NPR Shouldn’t Exist But I’m Glad It Does
Many of us who have philosophical objections to public radio nonetheless like the results.
I enjoy having a radio station that isn’t devoted to shouting matches or extremely partisan and that isn’t littered with obnoxious commercials. I enjoy the level, sober reporting and analysis you get at NPR. I realize all of this is made possible by tax dollars, but a big part of me doesn’t care.
The arguments against state-run media are good ones, but I worry that we’d lose a very good source of news if we got rid of NPR.
I don’t listen to NPR as much as I used to, having replaced much of my radio listening with Sirius NFL Radio.

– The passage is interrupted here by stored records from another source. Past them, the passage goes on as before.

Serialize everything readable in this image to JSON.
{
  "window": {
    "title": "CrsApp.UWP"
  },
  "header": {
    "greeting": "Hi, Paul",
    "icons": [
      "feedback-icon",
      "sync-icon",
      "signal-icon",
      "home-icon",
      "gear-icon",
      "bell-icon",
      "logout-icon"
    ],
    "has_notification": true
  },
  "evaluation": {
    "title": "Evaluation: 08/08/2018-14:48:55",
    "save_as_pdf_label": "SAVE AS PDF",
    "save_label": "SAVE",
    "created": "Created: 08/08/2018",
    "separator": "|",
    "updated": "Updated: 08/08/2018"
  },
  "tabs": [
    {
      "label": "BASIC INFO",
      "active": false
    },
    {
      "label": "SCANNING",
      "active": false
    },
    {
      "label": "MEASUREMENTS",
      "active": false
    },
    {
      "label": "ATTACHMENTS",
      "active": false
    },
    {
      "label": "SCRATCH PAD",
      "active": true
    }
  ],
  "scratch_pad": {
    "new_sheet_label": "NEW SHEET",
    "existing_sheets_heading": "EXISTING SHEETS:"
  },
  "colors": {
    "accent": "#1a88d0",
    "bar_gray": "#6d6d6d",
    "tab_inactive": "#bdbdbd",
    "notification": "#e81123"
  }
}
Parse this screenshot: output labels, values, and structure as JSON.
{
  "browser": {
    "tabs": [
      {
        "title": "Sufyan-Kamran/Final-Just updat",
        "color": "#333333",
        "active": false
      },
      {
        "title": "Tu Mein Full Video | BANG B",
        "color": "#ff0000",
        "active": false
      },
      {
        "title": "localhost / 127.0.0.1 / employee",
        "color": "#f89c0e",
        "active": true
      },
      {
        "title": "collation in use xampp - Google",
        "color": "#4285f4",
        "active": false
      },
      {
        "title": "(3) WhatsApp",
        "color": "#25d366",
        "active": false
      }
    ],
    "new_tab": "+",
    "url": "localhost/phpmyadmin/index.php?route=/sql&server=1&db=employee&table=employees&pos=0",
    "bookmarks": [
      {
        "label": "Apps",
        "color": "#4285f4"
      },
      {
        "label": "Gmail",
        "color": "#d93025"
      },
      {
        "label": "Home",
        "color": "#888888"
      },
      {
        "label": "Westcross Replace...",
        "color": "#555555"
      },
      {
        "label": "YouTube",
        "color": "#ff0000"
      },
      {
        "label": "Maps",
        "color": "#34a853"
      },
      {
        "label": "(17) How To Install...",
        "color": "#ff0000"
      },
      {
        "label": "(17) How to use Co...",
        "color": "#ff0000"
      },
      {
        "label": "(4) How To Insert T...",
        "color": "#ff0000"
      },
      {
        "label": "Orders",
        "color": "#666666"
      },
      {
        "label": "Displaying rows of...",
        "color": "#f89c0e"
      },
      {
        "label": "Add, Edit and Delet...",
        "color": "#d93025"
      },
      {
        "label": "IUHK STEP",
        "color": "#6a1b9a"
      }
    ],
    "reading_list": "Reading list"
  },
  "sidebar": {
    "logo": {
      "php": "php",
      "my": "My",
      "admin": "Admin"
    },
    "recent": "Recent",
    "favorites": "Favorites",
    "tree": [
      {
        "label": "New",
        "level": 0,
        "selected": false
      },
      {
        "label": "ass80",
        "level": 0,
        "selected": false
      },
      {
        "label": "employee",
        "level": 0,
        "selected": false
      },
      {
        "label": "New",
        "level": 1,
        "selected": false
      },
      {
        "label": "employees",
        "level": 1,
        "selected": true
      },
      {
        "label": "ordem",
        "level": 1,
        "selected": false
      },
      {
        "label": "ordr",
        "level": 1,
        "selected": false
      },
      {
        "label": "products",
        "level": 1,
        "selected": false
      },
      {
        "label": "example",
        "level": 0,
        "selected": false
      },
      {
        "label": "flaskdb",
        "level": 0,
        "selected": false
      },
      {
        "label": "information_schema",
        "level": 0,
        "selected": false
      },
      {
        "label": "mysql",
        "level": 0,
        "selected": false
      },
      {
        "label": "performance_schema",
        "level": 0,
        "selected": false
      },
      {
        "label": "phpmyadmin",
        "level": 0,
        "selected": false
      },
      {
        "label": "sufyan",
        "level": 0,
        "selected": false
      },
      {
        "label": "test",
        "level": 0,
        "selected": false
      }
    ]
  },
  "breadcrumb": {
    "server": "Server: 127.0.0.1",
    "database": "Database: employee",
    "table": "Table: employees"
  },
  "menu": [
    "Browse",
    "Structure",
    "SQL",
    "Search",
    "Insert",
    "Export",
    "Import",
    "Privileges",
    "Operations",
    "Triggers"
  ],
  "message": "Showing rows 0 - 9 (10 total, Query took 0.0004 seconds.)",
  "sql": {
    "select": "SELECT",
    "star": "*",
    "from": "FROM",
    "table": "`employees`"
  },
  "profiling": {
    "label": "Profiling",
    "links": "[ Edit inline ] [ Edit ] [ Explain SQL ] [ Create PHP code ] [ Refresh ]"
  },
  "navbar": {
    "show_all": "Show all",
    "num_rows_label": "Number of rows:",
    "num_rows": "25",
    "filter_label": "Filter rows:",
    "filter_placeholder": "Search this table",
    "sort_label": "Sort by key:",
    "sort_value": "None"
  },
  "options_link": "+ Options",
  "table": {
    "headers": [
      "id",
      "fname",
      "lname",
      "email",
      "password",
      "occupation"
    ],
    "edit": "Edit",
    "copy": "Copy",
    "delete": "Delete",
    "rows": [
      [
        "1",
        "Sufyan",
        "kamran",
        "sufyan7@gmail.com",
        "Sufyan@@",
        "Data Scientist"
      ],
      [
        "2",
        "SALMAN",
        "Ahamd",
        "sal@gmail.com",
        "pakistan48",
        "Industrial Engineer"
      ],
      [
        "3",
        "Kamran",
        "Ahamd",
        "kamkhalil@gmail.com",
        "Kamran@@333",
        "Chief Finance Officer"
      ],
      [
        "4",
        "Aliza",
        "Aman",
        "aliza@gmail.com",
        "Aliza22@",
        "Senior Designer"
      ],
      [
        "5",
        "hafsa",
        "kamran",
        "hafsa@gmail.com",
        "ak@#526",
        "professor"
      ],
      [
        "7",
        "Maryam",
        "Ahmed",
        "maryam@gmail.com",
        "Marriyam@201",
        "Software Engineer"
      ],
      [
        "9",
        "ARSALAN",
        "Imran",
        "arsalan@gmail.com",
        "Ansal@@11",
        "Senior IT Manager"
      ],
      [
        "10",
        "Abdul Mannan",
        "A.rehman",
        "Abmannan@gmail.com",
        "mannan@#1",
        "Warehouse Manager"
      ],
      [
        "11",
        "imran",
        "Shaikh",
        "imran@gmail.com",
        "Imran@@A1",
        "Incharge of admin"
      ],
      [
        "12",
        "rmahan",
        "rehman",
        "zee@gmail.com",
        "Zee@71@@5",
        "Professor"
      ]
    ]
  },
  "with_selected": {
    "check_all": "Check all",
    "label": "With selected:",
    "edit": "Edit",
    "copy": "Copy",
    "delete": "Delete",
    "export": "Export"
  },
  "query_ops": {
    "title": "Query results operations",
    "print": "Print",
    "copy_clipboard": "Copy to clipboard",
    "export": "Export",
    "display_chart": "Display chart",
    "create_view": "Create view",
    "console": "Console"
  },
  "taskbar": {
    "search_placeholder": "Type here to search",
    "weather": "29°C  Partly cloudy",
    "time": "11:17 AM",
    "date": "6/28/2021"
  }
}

But I agree that, despite a leftist bent on some issues, it takes a very thoughtful and unique approach to news. Even Diane Rehm, who I find generally grating, manages to secure some excellent guests and manage thoughtful conversations with them despite her annoying and simplistic editorializing.
Still, I have philosophical objections to the public funding that goes to it. (Although, contra Miller, it’s not “taxpayer funded” but merely “taxpayer supported.” Most of the money comes from corporate sponsors and viewers like you.) Not only do I not think the government should be in the news production business in competition with private enterprises, NPR and its public broadcasting cousins are cases where money is taken from the masses to subsidize the elites.
From time to time, there are moves to kill these subsidies but, because the costs are trivial and the supporters are well connected, they go nowhere. And, as far as government’s acting against my philosophy goes, this is a minor infraction, indeed. So I’ll listen to NPR so long as it’s around in its present format. And, if by some happenstance the “kill the subsidy” forces win, I’ll support private means of supplanting the government portion through subscription, advertising, or whathaveyou.